#### [Stored data]
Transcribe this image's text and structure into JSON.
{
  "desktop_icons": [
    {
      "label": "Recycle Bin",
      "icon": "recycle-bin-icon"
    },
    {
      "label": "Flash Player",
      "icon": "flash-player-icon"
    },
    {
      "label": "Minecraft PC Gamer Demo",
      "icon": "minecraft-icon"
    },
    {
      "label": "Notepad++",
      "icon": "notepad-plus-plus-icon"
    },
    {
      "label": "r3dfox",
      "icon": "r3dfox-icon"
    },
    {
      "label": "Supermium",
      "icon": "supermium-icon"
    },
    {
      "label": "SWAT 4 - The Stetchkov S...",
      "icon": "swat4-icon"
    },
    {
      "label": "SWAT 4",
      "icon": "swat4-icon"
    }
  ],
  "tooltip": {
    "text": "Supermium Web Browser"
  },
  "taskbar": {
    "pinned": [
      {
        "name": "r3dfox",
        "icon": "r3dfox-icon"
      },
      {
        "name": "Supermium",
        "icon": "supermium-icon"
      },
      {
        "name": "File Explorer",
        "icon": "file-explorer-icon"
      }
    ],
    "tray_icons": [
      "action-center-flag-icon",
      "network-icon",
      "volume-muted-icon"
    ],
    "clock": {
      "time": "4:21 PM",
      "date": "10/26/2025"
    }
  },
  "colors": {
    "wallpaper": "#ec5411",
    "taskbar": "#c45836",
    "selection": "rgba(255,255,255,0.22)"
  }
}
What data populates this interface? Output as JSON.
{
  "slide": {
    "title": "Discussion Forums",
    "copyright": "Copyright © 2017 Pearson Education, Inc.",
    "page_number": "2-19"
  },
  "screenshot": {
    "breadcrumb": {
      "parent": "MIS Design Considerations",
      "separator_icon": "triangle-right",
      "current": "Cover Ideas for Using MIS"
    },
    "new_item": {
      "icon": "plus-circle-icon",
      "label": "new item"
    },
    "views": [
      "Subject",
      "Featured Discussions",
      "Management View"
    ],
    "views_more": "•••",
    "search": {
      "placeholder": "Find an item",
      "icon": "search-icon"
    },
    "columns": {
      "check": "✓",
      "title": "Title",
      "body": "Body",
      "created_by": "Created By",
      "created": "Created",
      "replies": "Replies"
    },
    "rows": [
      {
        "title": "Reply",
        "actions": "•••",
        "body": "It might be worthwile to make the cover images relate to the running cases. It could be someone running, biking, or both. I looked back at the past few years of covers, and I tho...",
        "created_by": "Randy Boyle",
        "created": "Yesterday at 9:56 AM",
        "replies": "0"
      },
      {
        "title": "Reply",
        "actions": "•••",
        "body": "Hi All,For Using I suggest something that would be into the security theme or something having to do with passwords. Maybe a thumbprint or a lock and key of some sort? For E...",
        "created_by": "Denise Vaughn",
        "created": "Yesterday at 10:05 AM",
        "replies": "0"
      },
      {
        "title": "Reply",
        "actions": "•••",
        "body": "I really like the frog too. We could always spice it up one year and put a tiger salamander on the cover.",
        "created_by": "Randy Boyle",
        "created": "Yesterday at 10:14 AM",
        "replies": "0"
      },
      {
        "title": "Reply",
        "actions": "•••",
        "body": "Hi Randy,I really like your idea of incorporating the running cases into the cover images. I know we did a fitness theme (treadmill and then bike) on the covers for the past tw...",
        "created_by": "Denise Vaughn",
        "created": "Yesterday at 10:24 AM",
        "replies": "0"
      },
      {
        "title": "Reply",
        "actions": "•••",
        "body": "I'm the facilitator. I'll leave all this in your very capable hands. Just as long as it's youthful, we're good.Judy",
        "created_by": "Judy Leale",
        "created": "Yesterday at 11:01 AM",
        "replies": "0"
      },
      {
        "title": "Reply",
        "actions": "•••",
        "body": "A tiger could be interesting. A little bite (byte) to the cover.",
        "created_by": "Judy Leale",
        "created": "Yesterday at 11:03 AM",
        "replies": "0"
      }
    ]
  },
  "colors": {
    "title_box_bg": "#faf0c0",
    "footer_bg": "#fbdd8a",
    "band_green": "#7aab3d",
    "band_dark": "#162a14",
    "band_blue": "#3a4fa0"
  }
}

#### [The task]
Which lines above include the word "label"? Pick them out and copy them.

#### [Solution]
      "label": "Recycle Bin",
      "label": "Flash Player",
      "label": "Minecraft PC Gamer Demo",
      "label": "Notepad++",
      "label": "r3dfox",
      "label": "Supermium",
      "label": "SWAT 4 - The Stetchkov S...",
      "label": "SWAT 4",
      "label": "new item"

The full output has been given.